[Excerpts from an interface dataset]
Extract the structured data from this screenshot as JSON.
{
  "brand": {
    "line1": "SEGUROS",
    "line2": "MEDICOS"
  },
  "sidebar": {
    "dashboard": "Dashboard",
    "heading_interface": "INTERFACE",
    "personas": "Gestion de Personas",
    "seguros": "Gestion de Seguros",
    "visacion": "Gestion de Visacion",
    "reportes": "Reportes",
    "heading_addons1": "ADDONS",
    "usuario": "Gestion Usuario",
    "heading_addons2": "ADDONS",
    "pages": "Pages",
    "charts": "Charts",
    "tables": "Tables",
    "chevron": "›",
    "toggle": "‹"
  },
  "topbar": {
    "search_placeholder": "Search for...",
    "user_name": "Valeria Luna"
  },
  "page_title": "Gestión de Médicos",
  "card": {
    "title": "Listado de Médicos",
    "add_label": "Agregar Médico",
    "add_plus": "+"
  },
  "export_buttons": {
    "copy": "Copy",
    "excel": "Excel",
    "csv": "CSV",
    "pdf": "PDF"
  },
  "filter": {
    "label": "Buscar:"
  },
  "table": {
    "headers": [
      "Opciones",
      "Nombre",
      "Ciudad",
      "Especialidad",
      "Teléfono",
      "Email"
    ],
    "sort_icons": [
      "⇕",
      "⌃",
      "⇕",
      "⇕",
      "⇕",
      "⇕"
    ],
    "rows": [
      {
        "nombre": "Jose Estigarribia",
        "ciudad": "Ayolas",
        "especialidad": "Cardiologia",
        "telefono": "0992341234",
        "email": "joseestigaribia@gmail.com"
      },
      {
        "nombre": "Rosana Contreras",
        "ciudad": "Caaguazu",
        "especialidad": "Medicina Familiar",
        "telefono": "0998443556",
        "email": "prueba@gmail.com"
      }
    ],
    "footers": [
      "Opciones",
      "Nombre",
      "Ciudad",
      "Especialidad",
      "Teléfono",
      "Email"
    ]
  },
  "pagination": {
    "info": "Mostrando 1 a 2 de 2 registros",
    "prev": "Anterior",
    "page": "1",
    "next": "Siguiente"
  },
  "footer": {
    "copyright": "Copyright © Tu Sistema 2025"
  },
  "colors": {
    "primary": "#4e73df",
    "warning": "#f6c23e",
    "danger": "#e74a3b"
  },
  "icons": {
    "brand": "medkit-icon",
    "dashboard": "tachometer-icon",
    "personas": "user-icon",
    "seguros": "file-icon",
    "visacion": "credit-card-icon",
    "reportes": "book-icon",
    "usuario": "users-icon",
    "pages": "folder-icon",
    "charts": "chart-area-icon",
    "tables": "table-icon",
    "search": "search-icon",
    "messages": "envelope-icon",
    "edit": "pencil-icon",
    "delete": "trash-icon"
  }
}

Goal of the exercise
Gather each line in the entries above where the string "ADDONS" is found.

Written response
    "heading_addons1": "ADDONS",
    "heading_addons2": "ADDONS",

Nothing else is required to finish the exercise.